WHAT THE TASK ASKS. Among the lines of the records below, count those with the word "address". Reply with that number alone.

SOURCE MATERIAL.
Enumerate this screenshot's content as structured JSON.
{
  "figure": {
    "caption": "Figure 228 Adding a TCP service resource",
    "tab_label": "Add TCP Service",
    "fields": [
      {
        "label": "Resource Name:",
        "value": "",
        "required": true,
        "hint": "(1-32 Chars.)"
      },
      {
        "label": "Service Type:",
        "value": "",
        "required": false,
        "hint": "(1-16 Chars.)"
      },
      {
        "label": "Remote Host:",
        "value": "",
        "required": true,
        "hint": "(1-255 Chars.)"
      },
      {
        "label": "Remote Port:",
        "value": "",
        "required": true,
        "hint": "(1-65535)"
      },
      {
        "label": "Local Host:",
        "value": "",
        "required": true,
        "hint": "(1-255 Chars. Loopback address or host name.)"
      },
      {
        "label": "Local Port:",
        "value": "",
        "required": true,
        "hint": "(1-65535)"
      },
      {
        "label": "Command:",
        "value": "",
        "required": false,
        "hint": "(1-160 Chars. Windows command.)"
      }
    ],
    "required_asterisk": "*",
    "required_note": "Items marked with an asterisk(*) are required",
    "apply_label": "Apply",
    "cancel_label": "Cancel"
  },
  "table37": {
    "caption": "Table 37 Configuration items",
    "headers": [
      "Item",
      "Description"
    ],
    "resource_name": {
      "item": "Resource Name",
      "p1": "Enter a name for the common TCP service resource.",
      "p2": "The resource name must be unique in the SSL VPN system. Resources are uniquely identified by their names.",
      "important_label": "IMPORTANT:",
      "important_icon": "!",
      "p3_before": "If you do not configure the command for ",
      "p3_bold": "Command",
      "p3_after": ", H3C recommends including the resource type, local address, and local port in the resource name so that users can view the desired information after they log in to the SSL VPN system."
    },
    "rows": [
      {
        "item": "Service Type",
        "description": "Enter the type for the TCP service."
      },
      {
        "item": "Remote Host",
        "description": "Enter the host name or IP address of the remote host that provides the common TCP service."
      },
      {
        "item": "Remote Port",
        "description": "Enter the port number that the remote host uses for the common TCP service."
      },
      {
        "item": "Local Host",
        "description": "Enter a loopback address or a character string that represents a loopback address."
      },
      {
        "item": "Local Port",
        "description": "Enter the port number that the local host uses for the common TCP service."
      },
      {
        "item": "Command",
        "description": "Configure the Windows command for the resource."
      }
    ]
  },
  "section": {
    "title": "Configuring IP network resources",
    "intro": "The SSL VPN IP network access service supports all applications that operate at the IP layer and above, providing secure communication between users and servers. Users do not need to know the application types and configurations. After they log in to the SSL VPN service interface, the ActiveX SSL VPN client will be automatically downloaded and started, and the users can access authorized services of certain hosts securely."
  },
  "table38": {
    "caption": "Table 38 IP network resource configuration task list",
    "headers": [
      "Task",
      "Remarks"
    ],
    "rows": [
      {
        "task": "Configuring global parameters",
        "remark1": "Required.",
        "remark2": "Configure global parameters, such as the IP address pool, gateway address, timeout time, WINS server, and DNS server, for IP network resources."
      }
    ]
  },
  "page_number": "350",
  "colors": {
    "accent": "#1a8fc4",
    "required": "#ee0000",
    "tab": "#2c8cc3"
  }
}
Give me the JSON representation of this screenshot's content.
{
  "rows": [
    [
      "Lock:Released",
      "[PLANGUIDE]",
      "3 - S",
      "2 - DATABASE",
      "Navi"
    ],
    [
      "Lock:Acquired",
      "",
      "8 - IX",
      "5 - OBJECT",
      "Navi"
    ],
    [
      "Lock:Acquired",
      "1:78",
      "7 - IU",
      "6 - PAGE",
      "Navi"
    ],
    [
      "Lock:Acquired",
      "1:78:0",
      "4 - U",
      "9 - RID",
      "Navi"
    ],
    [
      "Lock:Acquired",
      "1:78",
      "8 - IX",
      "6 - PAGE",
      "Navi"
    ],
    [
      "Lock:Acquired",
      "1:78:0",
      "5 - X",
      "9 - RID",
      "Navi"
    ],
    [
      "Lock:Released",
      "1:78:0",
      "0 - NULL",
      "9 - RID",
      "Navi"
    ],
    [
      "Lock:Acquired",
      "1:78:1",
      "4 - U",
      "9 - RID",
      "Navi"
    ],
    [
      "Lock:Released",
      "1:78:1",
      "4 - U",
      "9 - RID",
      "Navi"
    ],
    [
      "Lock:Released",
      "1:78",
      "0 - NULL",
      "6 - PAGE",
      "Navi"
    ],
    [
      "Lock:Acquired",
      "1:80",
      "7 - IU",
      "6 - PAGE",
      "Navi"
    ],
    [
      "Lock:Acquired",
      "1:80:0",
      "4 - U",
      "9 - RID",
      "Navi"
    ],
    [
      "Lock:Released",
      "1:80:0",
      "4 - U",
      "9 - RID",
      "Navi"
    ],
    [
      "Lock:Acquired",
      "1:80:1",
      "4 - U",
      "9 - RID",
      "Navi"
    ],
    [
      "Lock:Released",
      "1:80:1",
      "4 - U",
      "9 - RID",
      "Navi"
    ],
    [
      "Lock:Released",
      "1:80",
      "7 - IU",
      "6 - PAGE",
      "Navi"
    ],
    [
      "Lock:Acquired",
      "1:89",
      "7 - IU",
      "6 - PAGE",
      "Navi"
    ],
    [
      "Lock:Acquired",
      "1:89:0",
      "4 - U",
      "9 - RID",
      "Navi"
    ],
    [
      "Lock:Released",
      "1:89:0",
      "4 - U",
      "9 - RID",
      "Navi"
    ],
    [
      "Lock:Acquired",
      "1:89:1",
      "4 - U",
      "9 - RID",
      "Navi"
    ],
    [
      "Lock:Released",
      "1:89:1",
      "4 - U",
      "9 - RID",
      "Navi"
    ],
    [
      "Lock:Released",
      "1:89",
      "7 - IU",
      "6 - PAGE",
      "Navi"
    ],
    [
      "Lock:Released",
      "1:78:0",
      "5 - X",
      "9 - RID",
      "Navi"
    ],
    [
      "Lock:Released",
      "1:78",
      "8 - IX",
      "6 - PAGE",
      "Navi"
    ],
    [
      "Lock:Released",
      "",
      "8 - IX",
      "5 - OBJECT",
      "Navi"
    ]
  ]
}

WRITTEN RESPONSE. 5